WHAT YOU HAVE TO DO:
Each line of the data below that holds the word "label" is to be reported in full.

MATERIAL PROVIDED Block Start

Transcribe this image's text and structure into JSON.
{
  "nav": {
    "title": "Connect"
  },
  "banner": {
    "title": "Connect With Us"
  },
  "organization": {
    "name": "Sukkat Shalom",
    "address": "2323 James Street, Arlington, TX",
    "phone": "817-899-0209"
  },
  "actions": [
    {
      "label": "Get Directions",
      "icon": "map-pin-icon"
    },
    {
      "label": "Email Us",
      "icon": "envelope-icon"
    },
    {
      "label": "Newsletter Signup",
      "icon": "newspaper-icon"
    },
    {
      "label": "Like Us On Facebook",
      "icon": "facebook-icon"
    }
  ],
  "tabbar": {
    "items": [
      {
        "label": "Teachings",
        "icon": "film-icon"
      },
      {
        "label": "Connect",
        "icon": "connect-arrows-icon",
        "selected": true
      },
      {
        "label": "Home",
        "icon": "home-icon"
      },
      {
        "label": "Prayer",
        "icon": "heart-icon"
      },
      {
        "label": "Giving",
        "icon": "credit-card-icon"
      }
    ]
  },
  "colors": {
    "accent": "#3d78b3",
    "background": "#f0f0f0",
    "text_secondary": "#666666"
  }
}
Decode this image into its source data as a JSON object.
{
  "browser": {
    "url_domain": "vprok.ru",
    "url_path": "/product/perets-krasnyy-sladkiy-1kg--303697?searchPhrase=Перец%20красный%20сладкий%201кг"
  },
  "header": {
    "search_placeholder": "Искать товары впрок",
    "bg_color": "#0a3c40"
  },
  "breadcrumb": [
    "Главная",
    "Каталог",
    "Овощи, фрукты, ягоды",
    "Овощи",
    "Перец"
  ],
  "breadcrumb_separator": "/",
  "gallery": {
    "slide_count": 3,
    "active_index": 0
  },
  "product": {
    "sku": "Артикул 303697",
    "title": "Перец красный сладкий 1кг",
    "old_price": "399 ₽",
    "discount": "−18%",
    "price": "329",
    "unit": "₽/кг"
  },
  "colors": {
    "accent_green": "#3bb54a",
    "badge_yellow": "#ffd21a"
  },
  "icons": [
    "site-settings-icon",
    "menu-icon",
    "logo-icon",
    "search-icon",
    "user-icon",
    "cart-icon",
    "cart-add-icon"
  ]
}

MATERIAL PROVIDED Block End

RESULT OF THIS TASK:
      "label": "Get Directions",
      "label": "Email Us",
      "label": "Newsletter Signup",
      "label": "Like Us On Facebook",
        "label": "Teachings",
        "label": "Connect",
        "label": "Home",
        "label": "Prayer",
        "label": "Giving",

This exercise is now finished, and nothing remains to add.